• **REQUIREMENT**:
Please reproduce, exactly and with nothing added, the lines of the material below that run from the one containing "Enumerate this screenshot's" to the end.

***

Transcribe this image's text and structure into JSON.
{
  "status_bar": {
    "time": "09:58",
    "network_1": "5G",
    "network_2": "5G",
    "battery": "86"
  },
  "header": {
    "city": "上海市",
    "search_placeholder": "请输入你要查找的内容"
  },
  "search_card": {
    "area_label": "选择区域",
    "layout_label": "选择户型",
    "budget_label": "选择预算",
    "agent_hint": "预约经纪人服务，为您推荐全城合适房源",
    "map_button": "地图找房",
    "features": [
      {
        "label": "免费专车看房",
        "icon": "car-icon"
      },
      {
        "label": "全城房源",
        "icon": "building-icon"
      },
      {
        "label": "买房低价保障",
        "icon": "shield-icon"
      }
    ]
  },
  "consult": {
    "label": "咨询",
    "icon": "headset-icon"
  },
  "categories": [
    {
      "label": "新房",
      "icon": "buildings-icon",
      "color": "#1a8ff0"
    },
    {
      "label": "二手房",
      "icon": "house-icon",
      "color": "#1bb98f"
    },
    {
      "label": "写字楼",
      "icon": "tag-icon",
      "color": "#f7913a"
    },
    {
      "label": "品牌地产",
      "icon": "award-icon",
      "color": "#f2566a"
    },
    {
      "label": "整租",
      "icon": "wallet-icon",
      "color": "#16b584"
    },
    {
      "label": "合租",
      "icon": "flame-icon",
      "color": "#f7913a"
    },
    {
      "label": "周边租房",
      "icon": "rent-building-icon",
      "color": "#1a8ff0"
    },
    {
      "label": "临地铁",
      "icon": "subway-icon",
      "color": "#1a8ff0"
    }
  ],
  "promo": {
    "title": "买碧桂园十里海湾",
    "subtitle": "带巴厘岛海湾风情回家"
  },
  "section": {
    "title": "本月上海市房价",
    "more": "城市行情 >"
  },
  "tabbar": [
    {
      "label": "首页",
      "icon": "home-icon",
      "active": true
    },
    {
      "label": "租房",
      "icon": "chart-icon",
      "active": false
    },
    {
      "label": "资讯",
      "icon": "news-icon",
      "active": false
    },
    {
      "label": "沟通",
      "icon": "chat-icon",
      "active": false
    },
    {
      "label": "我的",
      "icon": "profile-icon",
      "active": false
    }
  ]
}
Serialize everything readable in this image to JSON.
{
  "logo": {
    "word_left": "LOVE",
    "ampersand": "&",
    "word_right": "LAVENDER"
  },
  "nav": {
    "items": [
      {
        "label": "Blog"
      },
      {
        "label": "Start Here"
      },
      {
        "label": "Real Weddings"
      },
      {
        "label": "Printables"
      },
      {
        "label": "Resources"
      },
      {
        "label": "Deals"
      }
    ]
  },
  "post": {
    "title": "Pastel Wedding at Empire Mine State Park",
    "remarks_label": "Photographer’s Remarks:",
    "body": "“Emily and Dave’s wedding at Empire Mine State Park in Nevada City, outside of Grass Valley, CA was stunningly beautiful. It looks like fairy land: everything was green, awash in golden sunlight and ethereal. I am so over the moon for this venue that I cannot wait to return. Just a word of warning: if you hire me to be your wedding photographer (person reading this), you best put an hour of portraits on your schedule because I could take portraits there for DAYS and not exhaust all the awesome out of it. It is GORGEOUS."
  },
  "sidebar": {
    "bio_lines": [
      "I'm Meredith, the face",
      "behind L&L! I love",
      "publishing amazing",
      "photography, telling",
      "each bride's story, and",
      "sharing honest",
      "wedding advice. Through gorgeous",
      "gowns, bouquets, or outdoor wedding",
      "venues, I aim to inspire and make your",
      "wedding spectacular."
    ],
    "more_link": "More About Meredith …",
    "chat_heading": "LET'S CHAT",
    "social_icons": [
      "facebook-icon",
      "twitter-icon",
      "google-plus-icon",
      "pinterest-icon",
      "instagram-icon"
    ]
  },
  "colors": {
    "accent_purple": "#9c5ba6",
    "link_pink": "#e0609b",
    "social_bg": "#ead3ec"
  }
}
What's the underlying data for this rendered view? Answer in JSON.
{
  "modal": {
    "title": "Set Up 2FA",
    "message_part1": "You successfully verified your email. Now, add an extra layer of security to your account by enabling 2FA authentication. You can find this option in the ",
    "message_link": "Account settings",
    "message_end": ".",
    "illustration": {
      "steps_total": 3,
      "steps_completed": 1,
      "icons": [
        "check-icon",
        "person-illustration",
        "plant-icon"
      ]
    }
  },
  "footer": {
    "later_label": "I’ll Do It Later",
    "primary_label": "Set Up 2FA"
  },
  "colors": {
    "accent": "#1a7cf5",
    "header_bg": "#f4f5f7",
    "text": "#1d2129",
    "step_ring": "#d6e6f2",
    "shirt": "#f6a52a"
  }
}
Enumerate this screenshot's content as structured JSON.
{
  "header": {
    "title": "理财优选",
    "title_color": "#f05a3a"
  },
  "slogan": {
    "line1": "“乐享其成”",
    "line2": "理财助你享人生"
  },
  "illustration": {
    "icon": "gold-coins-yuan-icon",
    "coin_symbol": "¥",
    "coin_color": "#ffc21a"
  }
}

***

• **ANSWER SPACE**:
Enumerate this screenshot's content as structured JSON.
{
  "header": {
    "title": "理财优选",
    "title_color": "#f05a3a"
  },
  "slogan": {
    "line1": "“乐享其成”",
    "line2": "理财助你享人生"
  },
  "illustration": {
    "icon": "gold-coins-yuan-icon",
    "coin_symbol": "¥",
    "coin_color": "#ffc21a"
  }
}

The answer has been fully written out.